Across all lines of the entries, tally those with the word "Basic" in them. The reply is the tally, by itself.

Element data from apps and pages
※

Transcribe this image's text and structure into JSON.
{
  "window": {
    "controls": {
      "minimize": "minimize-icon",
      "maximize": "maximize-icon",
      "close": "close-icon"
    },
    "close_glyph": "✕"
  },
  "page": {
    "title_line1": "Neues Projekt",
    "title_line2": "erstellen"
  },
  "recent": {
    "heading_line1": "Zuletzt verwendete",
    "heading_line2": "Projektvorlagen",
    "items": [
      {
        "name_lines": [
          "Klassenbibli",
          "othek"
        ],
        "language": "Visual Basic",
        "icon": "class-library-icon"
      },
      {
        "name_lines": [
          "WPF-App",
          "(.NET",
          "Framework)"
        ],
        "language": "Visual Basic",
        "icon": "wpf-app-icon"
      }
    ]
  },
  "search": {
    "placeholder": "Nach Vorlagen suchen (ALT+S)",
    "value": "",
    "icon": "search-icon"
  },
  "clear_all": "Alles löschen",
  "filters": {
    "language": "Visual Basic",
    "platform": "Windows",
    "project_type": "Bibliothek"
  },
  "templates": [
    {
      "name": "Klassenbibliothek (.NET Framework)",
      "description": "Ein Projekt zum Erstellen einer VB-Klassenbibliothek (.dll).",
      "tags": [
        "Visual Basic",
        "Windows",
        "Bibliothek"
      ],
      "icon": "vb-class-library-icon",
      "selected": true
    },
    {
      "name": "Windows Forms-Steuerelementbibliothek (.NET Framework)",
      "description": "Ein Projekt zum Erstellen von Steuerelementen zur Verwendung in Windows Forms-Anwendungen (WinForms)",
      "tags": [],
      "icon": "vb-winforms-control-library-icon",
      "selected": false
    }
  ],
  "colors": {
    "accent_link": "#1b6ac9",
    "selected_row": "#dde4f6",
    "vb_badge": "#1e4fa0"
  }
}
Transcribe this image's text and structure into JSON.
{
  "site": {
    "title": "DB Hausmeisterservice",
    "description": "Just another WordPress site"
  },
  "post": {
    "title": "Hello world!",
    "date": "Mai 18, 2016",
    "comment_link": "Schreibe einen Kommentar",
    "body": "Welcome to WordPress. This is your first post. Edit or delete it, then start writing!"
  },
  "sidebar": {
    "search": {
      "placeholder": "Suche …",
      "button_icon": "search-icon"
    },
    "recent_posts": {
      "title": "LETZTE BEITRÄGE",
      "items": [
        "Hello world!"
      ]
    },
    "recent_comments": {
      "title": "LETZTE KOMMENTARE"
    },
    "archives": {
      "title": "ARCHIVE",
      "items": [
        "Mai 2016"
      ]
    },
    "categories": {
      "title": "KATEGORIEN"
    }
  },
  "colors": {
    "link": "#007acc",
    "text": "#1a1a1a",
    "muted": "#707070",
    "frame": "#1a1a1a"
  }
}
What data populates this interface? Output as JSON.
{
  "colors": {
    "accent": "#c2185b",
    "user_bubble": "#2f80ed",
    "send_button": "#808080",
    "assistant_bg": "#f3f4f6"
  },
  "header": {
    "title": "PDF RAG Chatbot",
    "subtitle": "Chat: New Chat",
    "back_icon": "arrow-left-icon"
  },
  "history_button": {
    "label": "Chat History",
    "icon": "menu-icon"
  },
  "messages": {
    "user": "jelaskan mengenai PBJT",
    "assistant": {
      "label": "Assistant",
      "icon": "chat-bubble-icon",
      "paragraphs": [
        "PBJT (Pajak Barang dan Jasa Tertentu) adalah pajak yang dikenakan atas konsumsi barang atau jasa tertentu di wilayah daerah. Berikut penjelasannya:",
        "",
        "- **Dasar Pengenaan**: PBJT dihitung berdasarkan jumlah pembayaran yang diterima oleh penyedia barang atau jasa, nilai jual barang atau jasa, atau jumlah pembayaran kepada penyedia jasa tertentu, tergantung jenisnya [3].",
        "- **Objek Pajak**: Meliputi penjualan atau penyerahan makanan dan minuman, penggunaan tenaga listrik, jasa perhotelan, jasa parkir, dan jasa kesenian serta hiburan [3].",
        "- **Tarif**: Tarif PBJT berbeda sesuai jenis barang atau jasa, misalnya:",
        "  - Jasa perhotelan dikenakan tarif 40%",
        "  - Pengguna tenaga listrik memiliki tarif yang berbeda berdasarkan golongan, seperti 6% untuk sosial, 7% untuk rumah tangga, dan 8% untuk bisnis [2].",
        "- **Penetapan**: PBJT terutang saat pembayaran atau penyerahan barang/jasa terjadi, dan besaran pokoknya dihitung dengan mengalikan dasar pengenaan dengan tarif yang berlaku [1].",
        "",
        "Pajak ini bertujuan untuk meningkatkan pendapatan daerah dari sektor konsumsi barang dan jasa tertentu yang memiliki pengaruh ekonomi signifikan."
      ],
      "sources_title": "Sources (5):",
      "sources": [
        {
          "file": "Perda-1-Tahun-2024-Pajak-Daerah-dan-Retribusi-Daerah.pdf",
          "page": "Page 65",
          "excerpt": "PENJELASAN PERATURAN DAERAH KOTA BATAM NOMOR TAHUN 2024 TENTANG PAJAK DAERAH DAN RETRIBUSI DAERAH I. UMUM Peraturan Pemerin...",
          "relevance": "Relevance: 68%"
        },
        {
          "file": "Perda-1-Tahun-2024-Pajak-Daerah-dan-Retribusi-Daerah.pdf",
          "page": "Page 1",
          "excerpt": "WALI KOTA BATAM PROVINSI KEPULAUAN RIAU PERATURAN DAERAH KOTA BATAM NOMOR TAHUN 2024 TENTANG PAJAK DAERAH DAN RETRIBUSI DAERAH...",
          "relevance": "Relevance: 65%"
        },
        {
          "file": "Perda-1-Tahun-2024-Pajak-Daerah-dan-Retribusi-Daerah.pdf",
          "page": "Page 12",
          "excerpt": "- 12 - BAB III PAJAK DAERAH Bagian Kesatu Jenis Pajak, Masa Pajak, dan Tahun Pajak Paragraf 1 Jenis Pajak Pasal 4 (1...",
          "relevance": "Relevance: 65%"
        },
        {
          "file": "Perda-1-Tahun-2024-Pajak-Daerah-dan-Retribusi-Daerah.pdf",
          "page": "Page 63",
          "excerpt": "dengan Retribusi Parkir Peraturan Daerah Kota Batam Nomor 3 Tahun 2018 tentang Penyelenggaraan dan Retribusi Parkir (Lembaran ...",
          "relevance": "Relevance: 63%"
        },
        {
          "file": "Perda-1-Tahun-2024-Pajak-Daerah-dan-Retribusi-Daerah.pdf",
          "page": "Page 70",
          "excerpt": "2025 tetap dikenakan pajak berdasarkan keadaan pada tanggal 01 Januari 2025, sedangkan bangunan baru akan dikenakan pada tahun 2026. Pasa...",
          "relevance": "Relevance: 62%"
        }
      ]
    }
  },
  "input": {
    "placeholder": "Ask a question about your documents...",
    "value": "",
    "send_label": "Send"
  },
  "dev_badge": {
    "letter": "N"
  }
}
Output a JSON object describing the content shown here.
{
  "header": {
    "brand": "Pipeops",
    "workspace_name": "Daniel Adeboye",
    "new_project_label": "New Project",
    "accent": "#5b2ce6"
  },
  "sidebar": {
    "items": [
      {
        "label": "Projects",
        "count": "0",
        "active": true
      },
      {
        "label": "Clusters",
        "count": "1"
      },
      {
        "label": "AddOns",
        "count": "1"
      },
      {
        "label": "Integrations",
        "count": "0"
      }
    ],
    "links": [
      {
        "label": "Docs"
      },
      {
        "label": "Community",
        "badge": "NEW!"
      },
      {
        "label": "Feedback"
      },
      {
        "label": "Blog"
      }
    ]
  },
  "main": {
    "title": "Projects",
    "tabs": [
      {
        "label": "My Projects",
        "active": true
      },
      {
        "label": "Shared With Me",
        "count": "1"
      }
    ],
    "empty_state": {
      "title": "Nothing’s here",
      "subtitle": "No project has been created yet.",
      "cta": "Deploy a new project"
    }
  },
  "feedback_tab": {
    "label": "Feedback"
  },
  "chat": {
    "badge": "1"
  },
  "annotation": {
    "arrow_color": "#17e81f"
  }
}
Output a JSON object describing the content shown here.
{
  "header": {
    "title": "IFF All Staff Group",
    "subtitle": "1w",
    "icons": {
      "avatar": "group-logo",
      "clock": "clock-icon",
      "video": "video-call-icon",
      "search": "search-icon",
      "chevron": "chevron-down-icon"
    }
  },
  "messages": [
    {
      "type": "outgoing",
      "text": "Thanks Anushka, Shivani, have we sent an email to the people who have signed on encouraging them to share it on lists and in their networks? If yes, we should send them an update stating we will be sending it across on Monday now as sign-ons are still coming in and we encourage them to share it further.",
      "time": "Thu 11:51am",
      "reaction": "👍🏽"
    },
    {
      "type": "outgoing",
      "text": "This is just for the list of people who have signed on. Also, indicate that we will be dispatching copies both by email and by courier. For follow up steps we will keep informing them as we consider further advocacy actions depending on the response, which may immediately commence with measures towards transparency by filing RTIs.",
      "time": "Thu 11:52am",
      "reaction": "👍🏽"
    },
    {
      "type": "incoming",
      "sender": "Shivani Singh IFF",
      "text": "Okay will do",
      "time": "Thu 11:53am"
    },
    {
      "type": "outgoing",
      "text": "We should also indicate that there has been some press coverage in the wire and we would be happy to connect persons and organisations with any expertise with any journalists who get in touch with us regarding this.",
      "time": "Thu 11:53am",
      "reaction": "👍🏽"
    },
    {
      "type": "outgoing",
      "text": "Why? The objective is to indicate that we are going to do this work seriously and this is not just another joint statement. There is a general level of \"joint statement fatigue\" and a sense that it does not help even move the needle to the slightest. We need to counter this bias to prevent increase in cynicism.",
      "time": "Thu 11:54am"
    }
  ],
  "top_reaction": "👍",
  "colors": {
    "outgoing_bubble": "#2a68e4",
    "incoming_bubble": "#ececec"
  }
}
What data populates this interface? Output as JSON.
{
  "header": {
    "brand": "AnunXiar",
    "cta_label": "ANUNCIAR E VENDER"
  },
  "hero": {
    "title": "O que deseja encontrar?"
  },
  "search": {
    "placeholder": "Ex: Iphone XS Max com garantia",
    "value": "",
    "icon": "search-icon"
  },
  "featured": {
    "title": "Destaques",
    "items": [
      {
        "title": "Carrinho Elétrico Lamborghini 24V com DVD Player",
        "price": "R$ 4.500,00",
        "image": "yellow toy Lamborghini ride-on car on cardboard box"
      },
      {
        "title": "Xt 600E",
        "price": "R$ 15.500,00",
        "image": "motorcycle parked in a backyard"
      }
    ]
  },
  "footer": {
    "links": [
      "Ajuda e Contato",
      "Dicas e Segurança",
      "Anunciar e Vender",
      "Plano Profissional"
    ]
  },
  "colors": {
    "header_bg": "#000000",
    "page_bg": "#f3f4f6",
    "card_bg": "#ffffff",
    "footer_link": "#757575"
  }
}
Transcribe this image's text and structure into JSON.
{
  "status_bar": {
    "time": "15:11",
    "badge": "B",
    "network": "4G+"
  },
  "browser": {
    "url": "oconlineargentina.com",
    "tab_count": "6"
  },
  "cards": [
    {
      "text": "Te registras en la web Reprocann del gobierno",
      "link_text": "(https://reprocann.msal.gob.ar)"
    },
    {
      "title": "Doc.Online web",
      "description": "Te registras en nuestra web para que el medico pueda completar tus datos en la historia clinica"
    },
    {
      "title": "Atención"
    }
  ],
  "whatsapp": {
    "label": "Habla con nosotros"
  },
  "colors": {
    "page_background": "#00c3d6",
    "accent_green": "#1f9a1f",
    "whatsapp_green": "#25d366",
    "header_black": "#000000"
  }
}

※

**SOLVED PROBLEM**
4